DATA:
-- Opening Marker --

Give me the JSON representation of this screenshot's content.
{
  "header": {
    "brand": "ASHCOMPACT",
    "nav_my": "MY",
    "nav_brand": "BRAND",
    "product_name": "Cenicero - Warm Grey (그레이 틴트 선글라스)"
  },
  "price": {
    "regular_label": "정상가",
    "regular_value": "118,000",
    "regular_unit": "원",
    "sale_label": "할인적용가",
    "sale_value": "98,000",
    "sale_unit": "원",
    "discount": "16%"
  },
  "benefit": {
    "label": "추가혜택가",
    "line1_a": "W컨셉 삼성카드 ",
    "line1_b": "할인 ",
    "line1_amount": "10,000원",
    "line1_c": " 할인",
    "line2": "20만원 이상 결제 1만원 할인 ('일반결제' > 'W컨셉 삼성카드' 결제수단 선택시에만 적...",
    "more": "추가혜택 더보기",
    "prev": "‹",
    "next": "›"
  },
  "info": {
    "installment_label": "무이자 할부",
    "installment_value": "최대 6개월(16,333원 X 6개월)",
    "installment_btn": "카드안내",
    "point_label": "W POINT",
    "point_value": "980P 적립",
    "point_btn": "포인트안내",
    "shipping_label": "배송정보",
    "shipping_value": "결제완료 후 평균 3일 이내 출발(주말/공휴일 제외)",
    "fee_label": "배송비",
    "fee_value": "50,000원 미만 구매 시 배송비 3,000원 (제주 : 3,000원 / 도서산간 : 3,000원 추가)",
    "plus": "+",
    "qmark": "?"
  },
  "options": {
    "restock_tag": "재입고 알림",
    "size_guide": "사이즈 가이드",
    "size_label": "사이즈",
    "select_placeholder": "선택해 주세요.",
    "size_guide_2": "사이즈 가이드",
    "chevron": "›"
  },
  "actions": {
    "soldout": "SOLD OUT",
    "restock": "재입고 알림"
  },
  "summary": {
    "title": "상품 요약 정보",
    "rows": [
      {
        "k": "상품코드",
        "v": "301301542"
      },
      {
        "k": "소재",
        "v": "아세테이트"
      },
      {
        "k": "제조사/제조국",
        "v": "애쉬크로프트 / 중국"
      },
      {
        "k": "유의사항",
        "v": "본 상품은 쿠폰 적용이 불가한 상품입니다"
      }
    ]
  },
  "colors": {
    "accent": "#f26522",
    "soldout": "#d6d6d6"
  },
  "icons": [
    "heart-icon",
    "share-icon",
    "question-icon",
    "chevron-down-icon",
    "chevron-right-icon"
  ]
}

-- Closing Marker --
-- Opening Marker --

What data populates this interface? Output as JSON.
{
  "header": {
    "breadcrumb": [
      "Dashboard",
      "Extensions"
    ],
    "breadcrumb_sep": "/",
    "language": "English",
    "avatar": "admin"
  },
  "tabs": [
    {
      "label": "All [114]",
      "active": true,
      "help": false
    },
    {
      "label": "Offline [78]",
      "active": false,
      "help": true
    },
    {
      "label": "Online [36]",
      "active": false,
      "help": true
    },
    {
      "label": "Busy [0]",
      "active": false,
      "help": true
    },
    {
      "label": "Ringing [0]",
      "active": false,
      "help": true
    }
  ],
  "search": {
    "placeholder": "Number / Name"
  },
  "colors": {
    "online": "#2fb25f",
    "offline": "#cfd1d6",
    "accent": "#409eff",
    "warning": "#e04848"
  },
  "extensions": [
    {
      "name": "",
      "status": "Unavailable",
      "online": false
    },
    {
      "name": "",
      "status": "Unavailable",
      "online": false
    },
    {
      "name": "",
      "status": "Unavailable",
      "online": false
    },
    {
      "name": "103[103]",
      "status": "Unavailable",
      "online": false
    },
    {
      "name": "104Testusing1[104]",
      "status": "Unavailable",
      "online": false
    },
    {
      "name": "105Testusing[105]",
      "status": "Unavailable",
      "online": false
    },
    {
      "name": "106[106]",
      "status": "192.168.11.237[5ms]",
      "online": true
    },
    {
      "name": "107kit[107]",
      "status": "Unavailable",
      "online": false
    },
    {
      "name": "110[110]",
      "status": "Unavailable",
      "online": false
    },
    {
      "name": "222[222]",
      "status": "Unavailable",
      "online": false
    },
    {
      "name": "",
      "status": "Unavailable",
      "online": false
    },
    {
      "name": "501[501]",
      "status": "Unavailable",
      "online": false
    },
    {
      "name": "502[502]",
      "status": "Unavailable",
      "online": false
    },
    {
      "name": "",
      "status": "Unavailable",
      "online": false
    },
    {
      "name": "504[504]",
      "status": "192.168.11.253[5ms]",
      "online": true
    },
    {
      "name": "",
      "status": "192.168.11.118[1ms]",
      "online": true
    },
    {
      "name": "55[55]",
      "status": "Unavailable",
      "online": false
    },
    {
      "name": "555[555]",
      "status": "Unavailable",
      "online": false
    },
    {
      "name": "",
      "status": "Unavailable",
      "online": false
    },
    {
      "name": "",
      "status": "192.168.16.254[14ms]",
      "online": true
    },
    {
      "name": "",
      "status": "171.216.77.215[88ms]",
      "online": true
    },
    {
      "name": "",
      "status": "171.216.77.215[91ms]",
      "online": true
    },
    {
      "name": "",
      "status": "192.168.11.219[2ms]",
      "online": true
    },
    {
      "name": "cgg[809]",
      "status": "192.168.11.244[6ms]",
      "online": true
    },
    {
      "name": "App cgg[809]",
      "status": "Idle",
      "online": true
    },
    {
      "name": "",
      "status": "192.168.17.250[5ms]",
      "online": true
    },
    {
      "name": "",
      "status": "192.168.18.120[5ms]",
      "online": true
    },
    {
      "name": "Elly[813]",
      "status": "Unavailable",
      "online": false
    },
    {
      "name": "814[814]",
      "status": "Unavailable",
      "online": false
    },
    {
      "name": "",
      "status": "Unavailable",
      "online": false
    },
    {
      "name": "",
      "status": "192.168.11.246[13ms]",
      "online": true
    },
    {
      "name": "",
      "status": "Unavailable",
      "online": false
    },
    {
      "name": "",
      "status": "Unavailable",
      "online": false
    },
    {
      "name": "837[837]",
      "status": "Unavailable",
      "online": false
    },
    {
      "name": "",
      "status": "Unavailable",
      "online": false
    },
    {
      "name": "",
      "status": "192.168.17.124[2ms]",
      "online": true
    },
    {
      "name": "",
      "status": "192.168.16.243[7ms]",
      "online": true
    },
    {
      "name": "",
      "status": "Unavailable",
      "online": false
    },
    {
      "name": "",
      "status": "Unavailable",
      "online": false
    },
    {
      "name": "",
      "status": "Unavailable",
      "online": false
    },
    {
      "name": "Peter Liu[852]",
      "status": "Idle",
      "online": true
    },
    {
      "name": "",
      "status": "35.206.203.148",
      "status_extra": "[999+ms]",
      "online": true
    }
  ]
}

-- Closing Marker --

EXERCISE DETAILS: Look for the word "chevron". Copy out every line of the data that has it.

TASK OUTPUT:
    "chevron": "›"
    "chevron-down-icon",
    "chevron-right-icon"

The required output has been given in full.